The emperor penguin’s all black appearance is due to a genetic mutation known as melanism. This is the same condition spotted in an African black panther in Kenya, but instances in penguins are even rarer. The mutation causes an overabundance of melanin, making skin, fur, and feathers appear black. The BBC clip poses the question, “Is this the rarest penguin on Earth?” While that might seem overdramatic, it certainly could be the case given the rarity of the condition.
Black penguins are more visible to predators, both on ice and in the water. Penguins’ white bellies help them blend in while swimming, as they mix in with light on the surface of the water, making them appear invisible to predators. The fact that the emperor penguin spotted by the crew is an adult is quite an achievement.

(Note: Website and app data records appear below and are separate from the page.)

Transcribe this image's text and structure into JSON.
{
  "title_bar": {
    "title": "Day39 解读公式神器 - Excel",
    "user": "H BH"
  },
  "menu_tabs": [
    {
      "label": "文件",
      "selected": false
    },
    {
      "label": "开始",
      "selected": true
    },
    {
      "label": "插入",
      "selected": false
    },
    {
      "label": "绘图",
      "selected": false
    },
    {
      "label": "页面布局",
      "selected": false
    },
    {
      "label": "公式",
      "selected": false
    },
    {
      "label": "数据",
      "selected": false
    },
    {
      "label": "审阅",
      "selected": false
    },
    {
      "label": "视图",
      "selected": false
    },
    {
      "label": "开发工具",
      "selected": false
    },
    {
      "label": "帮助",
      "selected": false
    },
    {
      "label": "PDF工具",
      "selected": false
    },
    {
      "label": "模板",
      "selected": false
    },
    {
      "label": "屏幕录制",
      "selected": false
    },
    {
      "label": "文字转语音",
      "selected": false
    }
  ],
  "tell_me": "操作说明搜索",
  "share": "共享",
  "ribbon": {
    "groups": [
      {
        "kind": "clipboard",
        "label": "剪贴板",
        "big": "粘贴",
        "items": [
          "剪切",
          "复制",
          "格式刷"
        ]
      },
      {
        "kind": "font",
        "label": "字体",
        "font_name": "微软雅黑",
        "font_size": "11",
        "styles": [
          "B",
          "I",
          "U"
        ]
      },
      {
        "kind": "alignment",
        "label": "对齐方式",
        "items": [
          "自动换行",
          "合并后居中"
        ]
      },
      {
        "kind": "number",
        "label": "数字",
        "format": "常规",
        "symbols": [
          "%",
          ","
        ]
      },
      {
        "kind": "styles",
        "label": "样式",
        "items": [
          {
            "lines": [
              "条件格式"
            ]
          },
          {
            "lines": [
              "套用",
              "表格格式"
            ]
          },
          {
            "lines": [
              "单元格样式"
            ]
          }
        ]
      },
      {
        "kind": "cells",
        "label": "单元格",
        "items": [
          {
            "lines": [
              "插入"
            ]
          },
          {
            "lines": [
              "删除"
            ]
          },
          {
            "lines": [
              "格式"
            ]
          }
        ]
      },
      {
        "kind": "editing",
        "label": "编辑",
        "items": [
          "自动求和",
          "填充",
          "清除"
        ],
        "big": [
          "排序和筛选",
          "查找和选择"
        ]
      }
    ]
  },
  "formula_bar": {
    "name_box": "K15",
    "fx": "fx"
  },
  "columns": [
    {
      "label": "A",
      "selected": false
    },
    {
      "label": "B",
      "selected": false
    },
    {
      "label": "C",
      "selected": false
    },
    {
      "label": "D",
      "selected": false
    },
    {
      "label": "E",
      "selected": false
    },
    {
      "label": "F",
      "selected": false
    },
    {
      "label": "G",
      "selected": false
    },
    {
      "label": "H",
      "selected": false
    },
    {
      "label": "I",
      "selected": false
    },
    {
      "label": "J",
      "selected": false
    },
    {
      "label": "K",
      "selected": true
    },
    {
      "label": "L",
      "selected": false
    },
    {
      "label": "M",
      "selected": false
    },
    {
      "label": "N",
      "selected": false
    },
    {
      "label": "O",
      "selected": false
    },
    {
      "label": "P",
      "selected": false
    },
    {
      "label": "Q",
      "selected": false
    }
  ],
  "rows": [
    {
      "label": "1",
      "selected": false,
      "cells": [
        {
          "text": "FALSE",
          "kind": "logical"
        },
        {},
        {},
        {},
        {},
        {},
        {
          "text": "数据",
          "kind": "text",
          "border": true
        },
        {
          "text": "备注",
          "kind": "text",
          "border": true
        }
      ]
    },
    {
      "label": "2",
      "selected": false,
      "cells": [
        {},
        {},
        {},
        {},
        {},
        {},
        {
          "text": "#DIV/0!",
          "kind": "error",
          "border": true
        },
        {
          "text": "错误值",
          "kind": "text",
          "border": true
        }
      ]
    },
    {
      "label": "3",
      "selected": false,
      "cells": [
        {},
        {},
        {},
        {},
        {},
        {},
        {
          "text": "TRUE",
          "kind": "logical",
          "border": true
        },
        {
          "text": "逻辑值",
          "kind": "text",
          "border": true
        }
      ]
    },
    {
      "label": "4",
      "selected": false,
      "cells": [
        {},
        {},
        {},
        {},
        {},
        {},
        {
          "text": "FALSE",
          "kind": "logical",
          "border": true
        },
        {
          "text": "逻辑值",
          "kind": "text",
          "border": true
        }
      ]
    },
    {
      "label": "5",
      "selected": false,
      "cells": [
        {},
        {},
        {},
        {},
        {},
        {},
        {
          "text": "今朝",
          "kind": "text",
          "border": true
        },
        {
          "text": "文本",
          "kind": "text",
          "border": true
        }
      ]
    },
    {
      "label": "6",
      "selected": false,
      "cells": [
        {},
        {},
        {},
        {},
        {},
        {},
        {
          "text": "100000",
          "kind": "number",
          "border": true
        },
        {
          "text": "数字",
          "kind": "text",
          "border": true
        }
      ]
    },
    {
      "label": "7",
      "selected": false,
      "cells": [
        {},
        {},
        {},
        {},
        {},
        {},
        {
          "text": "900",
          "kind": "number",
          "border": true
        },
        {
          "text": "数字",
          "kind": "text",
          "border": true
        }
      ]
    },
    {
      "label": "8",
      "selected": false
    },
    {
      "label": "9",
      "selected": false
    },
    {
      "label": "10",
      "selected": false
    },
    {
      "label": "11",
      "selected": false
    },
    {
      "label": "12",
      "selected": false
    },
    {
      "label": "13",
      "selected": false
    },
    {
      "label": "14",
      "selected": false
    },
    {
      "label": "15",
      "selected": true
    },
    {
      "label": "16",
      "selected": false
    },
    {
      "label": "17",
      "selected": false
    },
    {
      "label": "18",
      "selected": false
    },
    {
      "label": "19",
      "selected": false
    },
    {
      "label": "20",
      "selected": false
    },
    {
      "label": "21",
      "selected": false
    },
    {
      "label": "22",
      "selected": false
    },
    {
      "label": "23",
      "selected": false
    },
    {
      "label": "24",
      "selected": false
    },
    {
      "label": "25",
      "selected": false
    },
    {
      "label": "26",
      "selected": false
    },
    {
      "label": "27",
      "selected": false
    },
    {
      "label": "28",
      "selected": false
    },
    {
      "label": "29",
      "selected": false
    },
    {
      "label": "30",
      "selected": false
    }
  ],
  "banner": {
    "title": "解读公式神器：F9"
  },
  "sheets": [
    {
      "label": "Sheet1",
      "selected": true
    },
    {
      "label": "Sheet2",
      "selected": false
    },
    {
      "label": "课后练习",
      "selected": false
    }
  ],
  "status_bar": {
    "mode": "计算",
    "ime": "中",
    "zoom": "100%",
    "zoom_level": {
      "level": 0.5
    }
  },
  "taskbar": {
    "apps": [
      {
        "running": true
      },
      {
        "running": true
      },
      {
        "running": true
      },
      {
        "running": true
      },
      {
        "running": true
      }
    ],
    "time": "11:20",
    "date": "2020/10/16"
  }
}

Examples of black penguins are so rare that there’s little to no research done on the subject. Most examples of penguins with melanism are king penguins, with partial melanism also evident in Adélie, chinstrap, gentoo, macaroni, and royal penguins. Evidence of melanism in emperor penguins is quite a spectacular discovery, though this particular example still does appear to have some white feathers on the tip of its wings and a small patch on its chest.
One thing’s for sure, the footage could very well be the only example of its kind. As for the state of the penguin itself? The crew happily reported that the black emperor penguin appeared to be doing just fine, huddling for warmth with the others and going about its business.
Watch this footage of a rare black emperor penguin filmed by the BBC.
h/t: [IFL Science!]